When looking at probiotic supplements, getting the correct strain is key. Lactobacillus rhamnosus can reduce stress-induced cortisol levels, resulting in a decrease in anxious and depressive behaviour.
Foods to include are good quality yoghurt, kefir, sauerkraut, kimchi, miso, kombucha, and fermented vegetables.
Prebiotics are a type of non-digestive dietary fibre that feed your gut bacteria, and beneficially influence activity in the microbiome. They induce the production of anti-inflammatory compounds such as short-chain fatty acids, and have a positive impact on stress hormone levels, emotional processing, and cognition.
Foods to include are onion, leeks, garlic, Jerusalem artichoke, asparagus, beetroot, dandelion root, legumes, oats and flaxseed.
Polyphenols are a gentle prebiotic that feed the good bacteria in the gut. A telltale sign of polyphenol containing foods is the purple colour. They are a great option for people who find other prebiotics difficult to tolerate.
Foods to include are:
Fruits: Black elderberries, black currants, blueberries, cherries, strawberries, blackberries, plums, raspberries, red apples, black grapes.
Nuts and Seeds: Flaxseed meal, chestnuts, hazelnuts, pecans, black tahini.
Vegetables: Purple/red/orange carrots, purple/red potatoes, red cabbage, spinach, red onions, broccoli, red lettuce.
Grains: Red rice, black rice, red & black quinoa.
Other: Black olives & olive oil.
These are best avoided! Eating processed foods such as white bread and pasta, chips, cakes, biscuits, and confectionery has the ability to negatively impact the microbiome and contribute to inflammation on the gut. It’s best to keep these foods to a minimum.
How to improve the connection – Lifestyle elements
Breathing exercises, yoga & meditation
Food is not the only way we can support the gut-brain link. The vagus nerve is involved with our capacity to regulate the stress response, and this can be influenced by breathing.
Therefore breathing exercises, meditation and yoga all contribute to resilience and managing mood and anxiety symptoms.
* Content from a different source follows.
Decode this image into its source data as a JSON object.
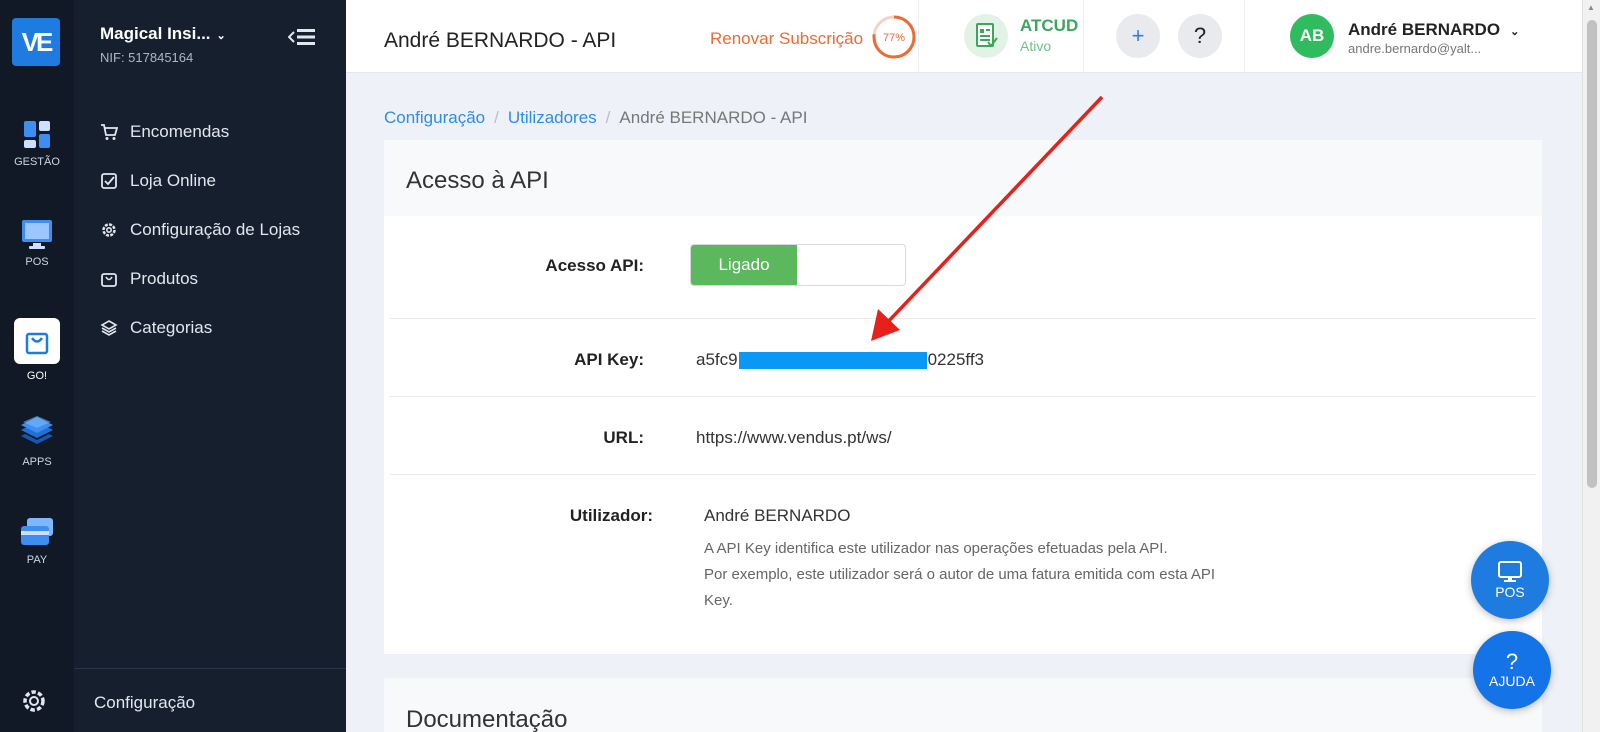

If you are experiencing digestive or mood symptoms and want individualised support, please get in touch by booking in a Base Chat or Simplify Session here.
Brooke Schiller, BHSc Nat & Nut, BCom
Brooke is a qualified naturopath with a focus on digestive health, hormones, and adrenal conditions.
Learn more about Brooke here
Book a session with Brooke here